The powers of the zoning board of appeals are found in 15 of the zoning ordinance, passed by the legislative body of the city of New London on June 4, 1928, and amended on June 6, 1949. The pertinent portion of this section empowers the board to vary, in a specific case, the application of the zoning regulations "after public notice and hearing." One of the essential purposes of zoning is to stabilize property uses. Abbadessa v. Board of Zoning Appeals, 134 Conn. 28, 34, 54 A.2d 675; Strain v. Mims, 123 Conn. 275, 287, 193 A. 754. It necessarily follows that changes, variances and exceptions should not be permitted except after such full and adequate notice as will enable parties having an interest to know what is projected and, thus, to have an opportunity to protest. Kane v. Board of Appeals, 273 Mass. 97, 104, 173 N.E. 1; 2 Merrill, Notice, p. 285. Compliance with the provision as to notice is a prerequisite to any valid action by the board. Couch v. Zoning Commission, 141 Conn. 349, 356, 106 A.2d 173; Lordship Park Assn. v. Board of Zoning Appeals, 137 Conn. 84, 90, 75 A.2d 379. Failure to give proper notice constitutes a jurisdictional defect. Hutchison v. Board of Zoning Appeals, 138 Conn. 247, 251, 83 A.2d 201.
The notice given in the case at bar informed the public that the board would hold a hearing "on the appeal of the F. W. Woolworth Company of Albany, New York, from decision of the Building Inspector
denying permit for the construction of an addition" to its existing building. As the court expressly found, "[n]othing in the public notice gave any indication that the F. W. Woolworth Company was petitioning for a variance under the Zoning Ordinances of the City." For the board to have taken jurisdiction, the notice had to specify that a variance was being sought. The mere statement that an appeal had been taken from the action of the acting building inspector was insufficient to meet the requirement of the ordinance.
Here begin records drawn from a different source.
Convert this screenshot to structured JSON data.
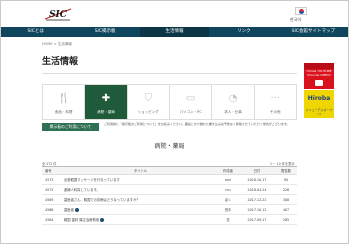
{
  "header": {
    "logo_text": "SIC",
    "flag_icon": "korea-flag-icon",
    "language": "한국어"
  },
  "nav": {
    "items": [
      {
        "label": "SICとは"
      },
      {
        "label": "SIC掲示板"
      },
      {
        "label": "生活情報"
      },
      {
        "label": "リンク"
      },
      {
        "label": "SIC会館サイトマップ"
      }
    ],
    "active_index": 2
  },
  "breadcrumb": "HOME > 生活情報",
  "page_title": "生活情報",
  "categories": [
    {
      "label": "食品・料理",
      "icon": "food-icon"
    },
    {
      "label": "病院・薬局",
      "icon": "hospital-icon"
    },
    {
      "label": "ショッピング",
      "icon": "shopping-icon"
    },
    {
      "label": "パソコン・PC",
      "icon": "computer-icon"
    },
    {
      "label": "求人・仕事",
      "icon": "work-icon"
    },
    {
      "label": "その他",
      "icon": "more-icon"
    }
  ],
  "active_category": 1,
  "guide": {
    "button_label": "掲示板のご利用について",
    "note": "ご利用前に「掲示板のご利用について」をお読みください。趣旨とかけ離れた書き込みは予告なく削除させていただく場合がございます。"
  },
  "section_title": "病院・薬局",
  "list_count": "全 572 件",
  "page_info": "1 ~ 10 件を表示",
  "table": {
    "headers": {
      "num": "番号",
      "title": "タイトル",
      "author": "作成者",
      "date": "日付",
      "views": "閲覧数"
    },
    "rows": [
      {
        "num": "4573",
        "title": "出張韓国マッサージを行なっています",
        "author": "ami",
        "date": "2018.10.17",
        "views": "90",
        "has_badge": false
      },
      {
        "num": "4572",
        "title": "産婦人科探しています。",
        "author": "mu",
        "date": "2018.04.24",
        "views": "226",
        "has_badge": false
      },
      {
        "num": "4569",
        "title": "歯医者さん、韓国での診療はどうなっていますか？",
        "author": "ぼく",
        "date": "2017.12.22",
        "views": "308",
        "has_badge": false
      },
      {
        "num": "4566",
        "title": "歯医者",
        "author": "田中",
        "date": "2017.10.12",
        "views": "407",
        "has_badge": true
      },
      {
        "num": "4564",
        "title": "韓国 歯科 矯正治療費用",
        "author": "花",
        "date": "2017.09.17",
        "views": "285",
        "has_badge": true
      }
    ]
  },
  "banners": {
    "youtube": {
      "text": "Hiroba YOUTUBE Channel OPEN!!",
      "icon": "youtube-play-icon"
    },
    "hiroba": {
      "name": "Hiroba",
      "sub": "リニューアルオープン!"
    }
  },
  "colors": {
    "nav_bg": "#10465d",
    "active_category_bg": "#1f5a3b",
    "guide_button_bg": "#2f6f52",
    "banner_red": "#d9121e",
    "banner_yellow": "#f0d600"
  }
}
Deile v. Boettger, 250 App.Div. 633, 634, 295 N.Y.S. 115; 1 Yokley, Zoning Law Practice (2d Ed.) p. 299. The proceeding which the board held was coram non judice. The grant of a variance was void.